Start up Fund

Start up Fund

Startup Fund also known as seed funding or seed capital, is a form of securities offering in which an investor invests capital in a startup company in exchange for an equity stake or convertible note stake in the company. The term seed suggests that this is a very early investment, meant to support the business until it can generate cash of its own or until it is ready for further investments. Seed money options include friends and family funding, seed venture capital funds, angel funding, and crowdfunding.

Early-stage funding

Seed capital can be distinguished from venture capital in that venture capital investments tend to come from institutional investors, involve significantly more money, are arm's length transactions, and involve much

greater complexity in the contracts and corporate structure accompanying the investment. Seed funding involves a higher risk than normal venture capital funding since the investor does not see any existing projects to evaluate for funding. Hence, the investments made are usually lower (in the tens of thousands to the hundreds of thousands of dollars range) as against normal venture capital investment (in the hundreds of thousands to the millions of dollars range), for similar levels of stake in the company. Seed funding can be raised online using equity crowdfunding platforms such as SeedInvest, Seeders and Angels Den. Investors make their decision whether to fund a project based on the perceived strength of the idea and the capabilities, skills and history of the founders.

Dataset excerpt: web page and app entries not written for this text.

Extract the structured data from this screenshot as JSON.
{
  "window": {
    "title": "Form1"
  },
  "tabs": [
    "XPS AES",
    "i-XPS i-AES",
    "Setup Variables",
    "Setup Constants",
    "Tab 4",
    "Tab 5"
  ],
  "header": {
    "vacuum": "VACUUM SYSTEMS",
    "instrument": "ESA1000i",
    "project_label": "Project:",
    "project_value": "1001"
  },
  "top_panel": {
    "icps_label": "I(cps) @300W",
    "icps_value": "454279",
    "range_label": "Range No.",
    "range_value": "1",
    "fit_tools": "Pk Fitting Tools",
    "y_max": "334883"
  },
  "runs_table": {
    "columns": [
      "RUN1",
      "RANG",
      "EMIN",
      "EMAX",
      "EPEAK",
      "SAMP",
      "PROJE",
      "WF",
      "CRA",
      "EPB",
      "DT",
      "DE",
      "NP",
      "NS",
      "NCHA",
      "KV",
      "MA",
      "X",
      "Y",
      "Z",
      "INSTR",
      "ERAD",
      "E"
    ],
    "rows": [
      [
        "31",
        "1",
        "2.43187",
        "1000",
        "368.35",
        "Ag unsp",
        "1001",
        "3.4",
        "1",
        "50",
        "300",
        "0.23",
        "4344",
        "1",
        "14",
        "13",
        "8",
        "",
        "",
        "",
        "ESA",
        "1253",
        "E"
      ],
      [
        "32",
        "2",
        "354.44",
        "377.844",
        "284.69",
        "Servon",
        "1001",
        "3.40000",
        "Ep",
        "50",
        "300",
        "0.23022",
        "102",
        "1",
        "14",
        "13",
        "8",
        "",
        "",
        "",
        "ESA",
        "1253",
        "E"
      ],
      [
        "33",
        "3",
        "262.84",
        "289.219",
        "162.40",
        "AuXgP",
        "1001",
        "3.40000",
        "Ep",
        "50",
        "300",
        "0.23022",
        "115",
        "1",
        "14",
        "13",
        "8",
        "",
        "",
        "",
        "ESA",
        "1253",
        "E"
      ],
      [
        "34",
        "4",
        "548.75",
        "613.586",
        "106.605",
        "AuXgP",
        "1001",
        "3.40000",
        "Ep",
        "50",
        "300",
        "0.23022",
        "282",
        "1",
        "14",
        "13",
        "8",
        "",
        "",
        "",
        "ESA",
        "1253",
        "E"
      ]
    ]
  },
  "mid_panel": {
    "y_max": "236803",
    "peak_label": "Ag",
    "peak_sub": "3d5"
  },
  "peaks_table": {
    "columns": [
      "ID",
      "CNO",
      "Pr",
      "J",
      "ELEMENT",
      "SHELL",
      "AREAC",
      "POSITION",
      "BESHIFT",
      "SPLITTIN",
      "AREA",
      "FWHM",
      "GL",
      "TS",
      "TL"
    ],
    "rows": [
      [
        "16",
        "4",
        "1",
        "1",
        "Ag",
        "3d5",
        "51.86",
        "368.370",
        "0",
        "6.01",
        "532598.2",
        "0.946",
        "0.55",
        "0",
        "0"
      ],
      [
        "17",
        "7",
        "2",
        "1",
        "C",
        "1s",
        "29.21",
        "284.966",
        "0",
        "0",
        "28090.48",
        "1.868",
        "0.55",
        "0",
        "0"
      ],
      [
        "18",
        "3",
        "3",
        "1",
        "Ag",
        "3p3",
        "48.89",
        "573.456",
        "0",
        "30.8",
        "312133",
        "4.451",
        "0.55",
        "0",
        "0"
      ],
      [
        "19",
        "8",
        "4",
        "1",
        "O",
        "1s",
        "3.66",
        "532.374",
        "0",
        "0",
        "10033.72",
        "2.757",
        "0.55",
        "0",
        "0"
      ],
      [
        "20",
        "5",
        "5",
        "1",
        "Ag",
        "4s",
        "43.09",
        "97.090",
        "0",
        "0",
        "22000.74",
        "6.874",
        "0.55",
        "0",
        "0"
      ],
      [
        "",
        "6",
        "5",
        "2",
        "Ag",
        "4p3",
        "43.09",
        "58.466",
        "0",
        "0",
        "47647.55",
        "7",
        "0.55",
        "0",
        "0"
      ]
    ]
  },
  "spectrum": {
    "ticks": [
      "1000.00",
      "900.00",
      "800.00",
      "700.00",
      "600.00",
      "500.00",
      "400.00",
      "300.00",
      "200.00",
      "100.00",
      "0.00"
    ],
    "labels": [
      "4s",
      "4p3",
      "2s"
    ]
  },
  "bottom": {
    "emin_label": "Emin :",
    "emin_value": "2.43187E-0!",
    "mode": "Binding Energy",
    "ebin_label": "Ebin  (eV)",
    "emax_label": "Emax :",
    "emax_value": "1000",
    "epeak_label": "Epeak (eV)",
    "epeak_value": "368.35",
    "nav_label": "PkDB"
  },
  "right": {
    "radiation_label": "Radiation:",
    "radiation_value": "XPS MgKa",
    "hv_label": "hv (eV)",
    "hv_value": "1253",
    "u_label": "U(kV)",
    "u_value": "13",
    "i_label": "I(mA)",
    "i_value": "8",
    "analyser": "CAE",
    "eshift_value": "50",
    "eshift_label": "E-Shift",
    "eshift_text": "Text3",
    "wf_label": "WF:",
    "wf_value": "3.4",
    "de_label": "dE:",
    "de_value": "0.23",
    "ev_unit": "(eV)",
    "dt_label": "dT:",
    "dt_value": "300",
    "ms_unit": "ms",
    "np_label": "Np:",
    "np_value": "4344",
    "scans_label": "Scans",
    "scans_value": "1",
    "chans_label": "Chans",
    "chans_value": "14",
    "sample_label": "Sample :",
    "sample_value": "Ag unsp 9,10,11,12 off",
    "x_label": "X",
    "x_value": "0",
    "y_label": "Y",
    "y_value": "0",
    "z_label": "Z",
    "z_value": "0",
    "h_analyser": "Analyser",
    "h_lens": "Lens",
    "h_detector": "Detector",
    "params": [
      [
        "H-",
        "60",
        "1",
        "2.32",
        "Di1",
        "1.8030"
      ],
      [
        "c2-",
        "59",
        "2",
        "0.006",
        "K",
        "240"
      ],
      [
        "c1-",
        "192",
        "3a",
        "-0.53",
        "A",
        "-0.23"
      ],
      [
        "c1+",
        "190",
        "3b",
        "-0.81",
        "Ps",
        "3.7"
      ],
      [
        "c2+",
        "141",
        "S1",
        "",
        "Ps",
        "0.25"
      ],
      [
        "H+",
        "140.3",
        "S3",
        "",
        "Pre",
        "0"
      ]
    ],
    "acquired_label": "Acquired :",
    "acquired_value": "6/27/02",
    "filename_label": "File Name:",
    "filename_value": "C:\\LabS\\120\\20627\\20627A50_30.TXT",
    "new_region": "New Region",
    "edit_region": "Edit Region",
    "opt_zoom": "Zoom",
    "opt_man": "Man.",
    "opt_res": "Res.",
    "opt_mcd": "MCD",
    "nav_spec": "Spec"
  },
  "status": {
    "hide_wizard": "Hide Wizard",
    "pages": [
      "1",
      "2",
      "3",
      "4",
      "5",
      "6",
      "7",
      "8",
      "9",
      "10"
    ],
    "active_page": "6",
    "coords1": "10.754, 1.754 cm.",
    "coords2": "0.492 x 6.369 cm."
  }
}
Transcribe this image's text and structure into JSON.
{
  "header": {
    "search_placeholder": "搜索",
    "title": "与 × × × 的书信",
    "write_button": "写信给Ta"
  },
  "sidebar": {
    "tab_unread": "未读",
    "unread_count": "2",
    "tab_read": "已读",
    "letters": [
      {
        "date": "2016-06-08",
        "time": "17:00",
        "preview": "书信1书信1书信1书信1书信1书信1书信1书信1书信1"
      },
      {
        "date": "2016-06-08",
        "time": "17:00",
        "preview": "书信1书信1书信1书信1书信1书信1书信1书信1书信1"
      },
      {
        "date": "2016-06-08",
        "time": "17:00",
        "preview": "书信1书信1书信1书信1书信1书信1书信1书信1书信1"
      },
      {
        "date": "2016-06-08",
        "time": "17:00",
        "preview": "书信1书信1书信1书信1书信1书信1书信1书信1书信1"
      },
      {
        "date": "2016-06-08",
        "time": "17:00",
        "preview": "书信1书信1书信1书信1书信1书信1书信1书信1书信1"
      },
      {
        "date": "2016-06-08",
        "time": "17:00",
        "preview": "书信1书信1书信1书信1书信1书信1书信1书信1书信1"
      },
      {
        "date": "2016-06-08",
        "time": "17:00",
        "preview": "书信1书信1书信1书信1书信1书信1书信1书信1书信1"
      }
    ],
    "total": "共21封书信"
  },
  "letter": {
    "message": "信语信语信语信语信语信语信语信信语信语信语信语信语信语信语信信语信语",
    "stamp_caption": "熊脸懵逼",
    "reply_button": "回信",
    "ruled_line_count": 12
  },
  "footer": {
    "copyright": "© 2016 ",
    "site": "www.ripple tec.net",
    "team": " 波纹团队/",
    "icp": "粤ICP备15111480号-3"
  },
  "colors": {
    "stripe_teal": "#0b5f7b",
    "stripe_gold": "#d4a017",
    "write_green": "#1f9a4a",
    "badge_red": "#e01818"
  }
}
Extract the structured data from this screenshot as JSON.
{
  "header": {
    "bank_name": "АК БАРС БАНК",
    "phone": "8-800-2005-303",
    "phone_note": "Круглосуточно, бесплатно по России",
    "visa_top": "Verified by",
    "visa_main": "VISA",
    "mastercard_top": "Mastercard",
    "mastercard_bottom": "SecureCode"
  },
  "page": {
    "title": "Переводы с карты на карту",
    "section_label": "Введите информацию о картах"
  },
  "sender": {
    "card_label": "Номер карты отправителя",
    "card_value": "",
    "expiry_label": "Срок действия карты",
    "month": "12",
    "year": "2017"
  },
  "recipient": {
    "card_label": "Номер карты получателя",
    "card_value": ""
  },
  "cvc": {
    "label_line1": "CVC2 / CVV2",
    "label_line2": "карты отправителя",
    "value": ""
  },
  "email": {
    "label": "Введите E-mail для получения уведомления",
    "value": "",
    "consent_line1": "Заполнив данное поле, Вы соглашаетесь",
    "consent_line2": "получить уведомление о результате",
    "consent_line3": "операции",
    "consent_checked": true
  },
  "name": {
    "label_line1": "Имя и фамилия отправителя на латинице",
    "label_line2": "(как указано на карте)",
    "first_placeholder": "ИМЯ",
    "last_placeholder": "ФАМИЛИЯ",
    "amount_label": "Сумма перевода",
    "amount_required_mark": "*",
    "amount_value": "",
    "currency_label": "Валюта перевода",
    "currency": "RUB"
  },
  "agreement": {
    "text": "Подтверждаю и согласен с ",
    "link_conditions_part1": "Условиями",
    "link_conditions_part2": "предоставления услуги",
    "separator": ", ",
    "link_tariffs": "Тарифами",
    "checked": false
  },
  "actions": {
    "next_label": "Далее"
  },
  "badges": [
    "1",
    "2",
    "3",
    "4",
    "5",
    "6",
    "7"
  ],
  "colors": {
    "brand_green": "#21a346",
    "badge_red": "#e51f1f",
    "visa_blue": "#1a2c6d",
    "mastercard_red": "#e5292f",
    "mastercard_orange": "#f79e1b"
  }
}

From an investors point of view there are 6 phases of investment; Self Funding (otherwise known as "Bootstrapping"), Friends and Family, Seed, Growth (otherwise known as "Early Stage"), Expansion, and Mezzanine. Series A funding, (also known as Series A financing or Series A investment) means the first venture capital funding for a startup. The Series A funding round follows a startup company's seed round and precedes the Series B Funding round. "Series A" refers to the class of preferred stock sold. In general, angel investors expect to get their money back within 5 to 7 years with an annualized internal rate of return (“IRR”) of 20% to 40%. More commonly investors will be paid back in relation to their equity in the company, or the amount of the business that they own based on their investment. This can be repaid strictly based on the amount that they own, or it can be done by what is referred to as preferred payments.